The optimisation studies demonstrated that inactivation efficacy of treatment, when tested against high populations of E. coli suspended in liquid media, was governed by the processing parameter of mode of exposure, treatment time, post treatment storage time, voltage levels, working gas and media composition. Post treatment storage time emerged as a critical treatment parameter for consistency and efficiency of bacterial inactivation with the system. The effect of media complexity was evident with higher inactivation rates achieved in media with simpler composition. Antimicrobial efficacy of ACP increased when voltage level and gas mixture with higher oxygen content was utilised, nullifying the effect of mode of ACP exposure and media composition.

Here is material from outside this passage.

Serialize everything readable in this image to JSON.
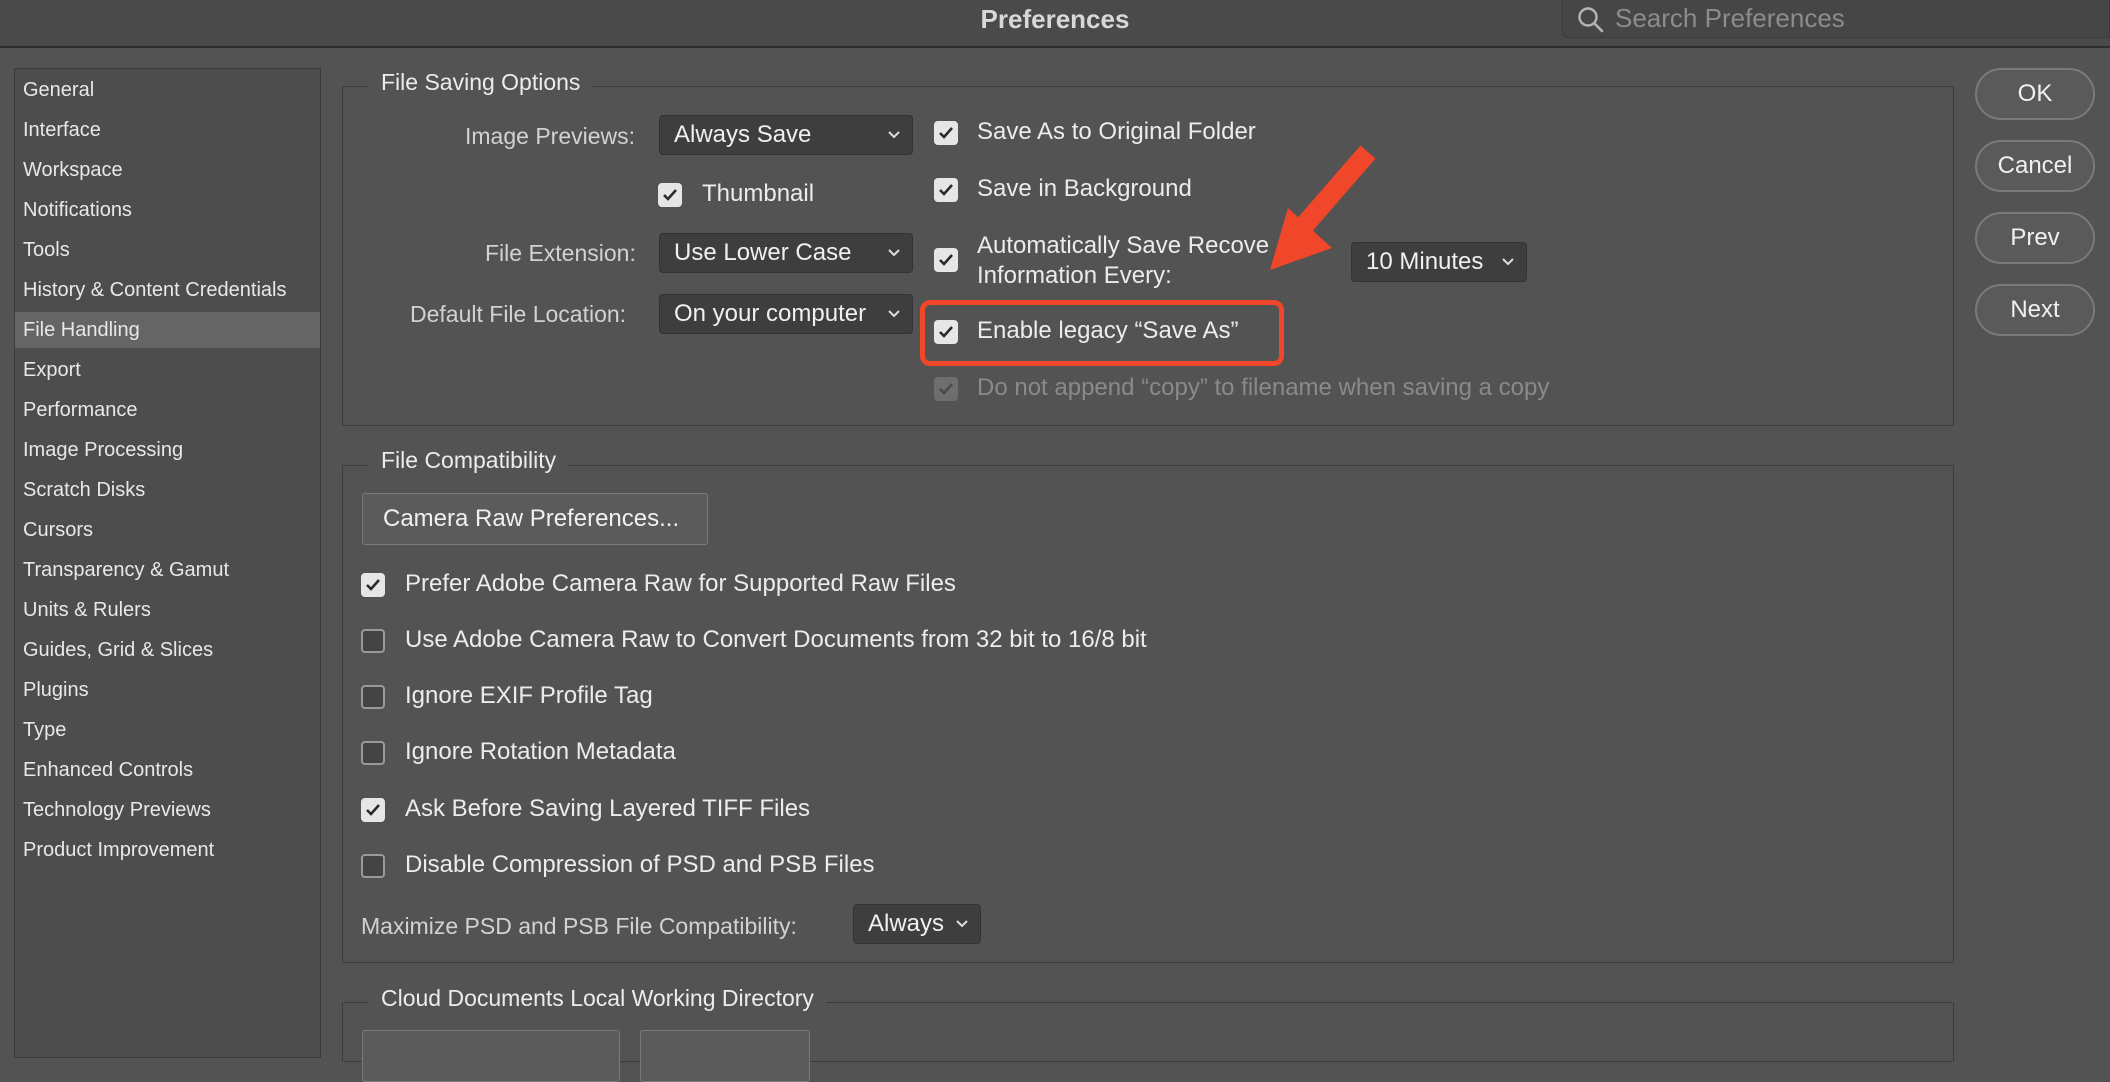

High voltage in-package indirect ACP treatment with 24 h of post treatment storage time, selected as the more favourable treatment approach in terms of produce quality retention, was highly effective for decontamination of cherry tomatoes and strawberries inoculated with Salmonella, E. coli and L. monocytogenes monocultures and against background microflora of produce. However, the produce type and the contaminating pathogen influenced decontaminating effect of ACP with higher inactivation rates achieved for Gramnegative bacteria and bacteria associated with smooth surface of produce. The antimicrobial potential of high voltage either direct or indirect in-package atmospheric air ACP treatment with subsequent 24 h of storage was proven to be effective for inactivation of pathogens in the form of monoculture biofilms commonly implicated in foodborne and healthcare associated human infections, E. coli, L. monocytogenes, S. aureus, P. aeruginosa established during 48 h on abiotic surface. However, the efficiency of ACP treatment was again bacterial type dependant. Although complete inactivation of metabolic activity of Gram-negative bacteria could not be achieved, electron microscopy analyses confirmed the destructive action of ACP treatment.
In-package high voltage indirect ACP treatment was effective against Salmonella, L. monocytogenes and E. coli biofilms developed on lettuce. This study also demonstrated that produce storage conditions, such as temperature, light and storage time had interactive effects on bacterial proliferation, internalisation, stress response and susceptibility to the ACP treatment, highlighting the importance of preventive measures as key factors for the assurance of microbiological safety of fresh produce.
Significant reductions of P. aeruginosa quorum sensing (QS)-regulated virulence factors, such as pyocyanin and elastase production, were achieved, suggesting that ACP technology could be a potential QS inhibitor and may play an important role in attenuation of virulence of pathogenic bacteria. Despite the varying parameters that influenced plasma bactericidal activity, high voltage in-package atmospheric air ACP decontamination approach showed an efficient reduction of high concentrations of bacteria in liquids, associated with produce and bacteria in their most resistant, biofilm form. These results represent significant technological advances in non-thermal bactericidal treatment with a key advantage of elimination of post-processing contamination of the product, thereby increasing microbiological safety and extension of produce shelf life.
Ziuzina, D. (2015) Atmospheric Cold Plasma as a Tool for Microbiological Control Doctoral thesis, DIT, 2015. doi.org/10.21427/z871-5m10